### EXERCISE REQUIREMENTS
Print all the records exactly, please.

Page and application data records:
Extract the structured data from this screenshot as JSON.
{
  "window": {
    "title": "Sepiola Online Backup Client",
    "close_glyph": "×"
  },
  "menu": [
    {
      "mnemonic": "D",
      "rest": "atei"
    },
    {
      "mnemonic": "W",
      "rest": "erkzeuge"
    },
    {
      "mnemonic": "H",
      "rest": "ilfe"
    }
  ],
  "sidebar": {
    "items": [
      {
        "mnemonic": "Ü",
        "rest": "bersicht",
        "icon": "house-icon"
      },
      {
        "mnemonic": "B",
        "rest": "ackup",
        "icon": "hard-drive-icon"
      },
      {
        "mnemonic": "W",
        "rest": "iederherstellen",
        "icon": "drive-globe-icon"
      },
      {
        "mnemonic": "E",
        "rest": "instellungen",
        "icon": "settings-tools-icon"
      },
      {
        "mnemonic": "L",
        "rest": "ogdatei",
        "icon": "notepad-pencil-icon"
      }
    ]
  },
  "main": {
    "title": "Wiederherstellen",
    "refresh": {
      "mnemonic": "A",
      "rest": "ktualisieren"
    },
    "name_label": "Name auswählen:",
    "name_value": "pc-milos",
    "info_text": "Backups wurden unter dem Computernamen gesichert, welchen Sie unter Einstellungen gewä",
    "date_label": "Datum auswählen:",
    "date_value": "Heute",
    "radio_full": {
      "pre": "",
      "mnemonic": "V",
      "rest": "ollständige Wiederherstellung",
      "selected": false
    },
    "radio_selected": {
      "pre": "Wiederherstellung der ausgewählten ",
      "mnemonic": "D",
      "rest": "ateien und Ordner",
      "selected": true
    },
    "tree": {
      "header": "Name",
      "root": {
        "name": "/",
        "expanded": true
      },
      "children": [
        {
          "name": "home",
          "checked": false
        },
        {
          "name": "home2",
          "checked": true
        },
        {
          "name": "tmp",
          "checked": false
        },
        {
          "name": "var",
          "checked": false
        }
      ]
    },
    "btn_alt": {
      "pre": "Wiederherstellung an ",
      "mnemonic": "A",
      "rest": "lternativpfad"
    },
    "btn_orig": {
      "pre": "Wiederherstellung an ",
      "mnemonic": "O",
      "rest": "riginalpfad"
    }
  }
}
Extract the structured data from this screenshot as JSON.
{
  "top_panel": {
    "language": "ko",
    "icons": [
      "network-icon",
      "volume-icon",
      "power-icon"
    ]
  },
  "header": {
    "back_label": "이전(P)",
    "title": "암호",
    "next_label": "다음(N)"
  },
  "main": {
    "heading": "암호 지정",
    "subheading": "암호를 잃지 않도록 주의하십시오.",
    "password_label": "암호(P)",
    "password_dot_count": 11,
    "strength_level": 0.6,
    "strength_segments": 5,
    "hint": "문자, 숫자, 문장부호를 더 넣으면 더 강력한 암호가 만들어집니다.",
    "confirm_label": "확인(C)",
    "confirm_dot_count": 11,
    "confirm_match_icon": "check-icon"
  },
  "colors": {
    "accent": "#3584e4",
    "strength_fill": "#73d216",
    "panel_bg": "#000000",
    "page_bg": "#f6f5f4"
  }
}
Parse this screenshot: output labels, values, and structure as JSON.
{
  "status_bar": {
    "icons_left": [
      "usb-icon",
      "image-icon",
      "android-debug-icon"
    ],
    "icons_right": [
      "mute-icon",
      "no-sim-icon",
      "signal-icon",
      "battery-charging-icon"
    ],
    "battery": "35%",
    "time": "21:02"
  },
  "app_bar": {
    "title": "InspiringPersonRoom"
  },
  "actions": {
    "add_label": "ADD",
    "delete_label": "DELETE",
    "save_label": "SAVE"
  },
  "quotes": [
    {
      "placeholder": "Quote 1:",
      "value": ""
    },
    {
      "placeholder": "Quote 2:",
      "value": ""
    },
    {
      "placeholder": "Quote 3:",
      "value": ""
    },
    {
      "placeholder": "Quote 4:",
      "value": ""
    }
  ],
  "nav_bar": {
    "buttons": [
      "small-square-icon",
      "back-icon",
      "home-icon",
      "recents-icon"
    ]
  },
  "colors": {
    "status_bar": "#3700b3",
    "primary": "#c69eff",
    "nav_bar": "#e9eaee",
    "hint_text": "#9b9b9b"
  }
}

### EXPECTED ANSWER
Extract the structured data from this screenshot as JSON.
{
  "window": {
    "title": "Sepiola Online Backup Client",
    "close_glyph": "×"
  },
  "menu": [
    {
      "mnemonic": "D",
      "rest": "atei"
    },
    {
      "mnemonic": "W",
      "rest": "erkzeuge"
    },
    {
      "mnemonic": "H",
      "rest": "ilfe"
    }
  ],
  "sidebar": {
    "items": [
      {
        "mnemonic": "Ü",
        "rest": "bersicht",
        "icon": "house-icon"
      },
      {
        "mnemonic": "B",
        "rest": "ackup",
        "icon": "hard-drive-icon"
      },
      {
        "mnemonic": "W",
        "rest": "iederherstellen",
        "icon": "drive-globe-icon"
      },
      {
        "mnemonic": "E",
        "rest": "instellungen",
        "icon": "settings-tools-icon"
      },
      {
        "mnemonic": "L",
        "rest": "ogdatei",
        "icon": "notepad-pencil-icon"
      }
    ]
  },
  "main": {
    "title": "Wiederherstellen",
    "refresh": {
      "mnemonic": "A",
      "rest": "ktualisieren"
    },
    "name_label": "Name auswählen:",
    "name_value": "pc-milos",
    "info_text": "Backups wurden unter dem Computernamen gesichert, welchen Sie unter Einstellungen gewä",
    "date_label": "Datum auswählen:",
    "date_value": "Heute",
    "radio_full": {
      "pre": "",
      "mnemonic": "V",
      "rest": "ollständige Wiederherstellung",
      "selected": false
    },
    "radio_selected": {
      "pre": "Wiederherstellung der ausgewählten ",
      "mnemonic": "D",
      "rest": "ateien und Ordner",
      "selected": true
    },
    "tree": {
      "header": "Name",
      "root": {
        "name": "/",
        "expanded": true
      },
      "children": [
        {
          "name": "home",
          "checked": false
        },
        {
          "name": "home2",
          "checked": true
        },
        {
          "name": "tmp",
          "checked": false
        },
        {
          "name": "var",
          "checked": false
        }
      ]
    },
    "btn_alt": {
      "pre": "Wiederherstellung an ",
      "mnemonic": "A",
      "rest": "lternativpfad"
    },
    "btn_orig": {
      "pre": "Wiederherstellung an ",
      "mnemonic": "O",
      "rest": "riginalpfad"
    }
  }
}
Extract the structured data from this screenshot as JSON.
{
  "top_panel": {
    "language": "ko",
    "icons": [
      "network-icon",
      "volume-icon",
      "power-icon"
    ]
  },
  "header": {
    "back_label": "이전(P)",
    "title": "암호",
    "next_label": "다음(N)"
  },
  "main": {
    "heading": "암호 지정",
    "subheading": "암호를 잃지 않도록 주의하십시오.",
    "password_label": "암호(P)",
    "password_dot_count": 11,
    "strength_level": 0.6,
    "strength_segments": 5,
    "hint": "문자, 숫자, 문장부호를 더 넣으면 더 강력한 암호가 만들어집니다.",
    "confirm_label": "확인(C)",
    "confirm_dot_count": 11,
    "confirm_match_icon": "check-icon"
  },
  "colors": {
    "accent": "#3584e4",
    "strength_fill": "#73d216",
    "panel_bg": "#000000",
    "page_bg": "#f6f5f4"
  }
}
Parse this screenshot: output labels, values, and structure as JSON.
{
  "status_bar": {
    "icons_left": [
      "usb-icon",
      "image-icon",
      "android-debug-icon"
    ],
    "icons_right": [
      "mute-icon",
      "no-sim-icon",
      "signal-icon",
      "battery-charging-icon"
    ],
    "battery": "35%",
    "time": "21:02"
  },
  "app_bar": {
    "title": "InspiringPersonRoom"
  },
  "actions": {
    "add_label": "ADD",
    "delete_label": "DELETE",
    "save_label": "SAVE"
  },
  "quotes": [
    {
      "placeholder": "Quote 1:",
      "value": ""
    },
    {
      "placeholder": "Quote 2:",
      "value": ""
    },
    {
      "placeholder": "Quote 3:",
      "value": ""
    },
    {
      "placeholder": "Quote 4:",
      "value": ""
    }
  ],
  "nav_bar": {
    "buttons": [
      "small-square-icon",
      "back-icon",
      "home-icon",
      "recents-icon"
    ]
  },
  "colors": {
    "status_bar": "#3700b3",
    "primary": "#c69eff",
    "nav_bar": "#e9eaee",
    "hint_text": "#9b9b9b"
  }
}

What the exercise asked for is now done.